▶ **Dataset rows describing interfaces**
______

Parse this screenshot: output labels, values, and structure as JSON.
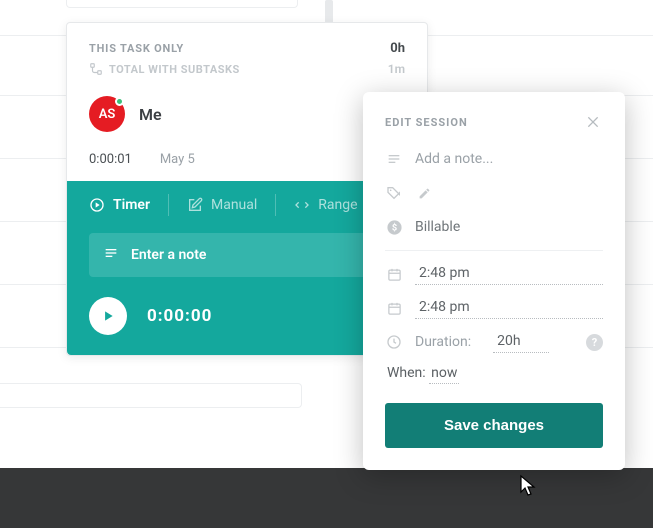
{
  "card": {
    "this_task_label": "THIS TASK ONLY",
    "this_task_value": "0h",
    "total_subtasks_label": "TOTAL WITH SUBTASKS",
    "total_subtasks_value": "1m",
    "user_initials": "AS",
    "user_name": "Me",
    "session_duration": "0:00:01",
    "session_date": "May 5"
  },
  "timer_panel": {
    "tabs": {
      "timer": "Timer",
      "manual": "Manual",
      "range": "Range"
    },
    "note_placeholder": "Enter a note",
    "running": "0:00:00"
  },
  "edit": {
    "title": "EDIT SESSION",
    "note_placeholder": "Add a note...",
    "billable_label": "Billable",
    "start_time": "2:48 pm",
    "end_time": "2:48 pm",
    "duration_label": "Duration:",
    "duration_value": "20h",
    "when_label": "When:",
    "when_value": "now",
    "save_label": "Save changes",
    "help_glyph": "?"
  },
  "colors": {
    "teal": "#14a89d",
    "teal_dark": "#127e76",
    "avatar": "#e51c23"
  }
}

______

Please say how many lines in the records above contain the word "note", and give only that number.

▶ **Result below**
2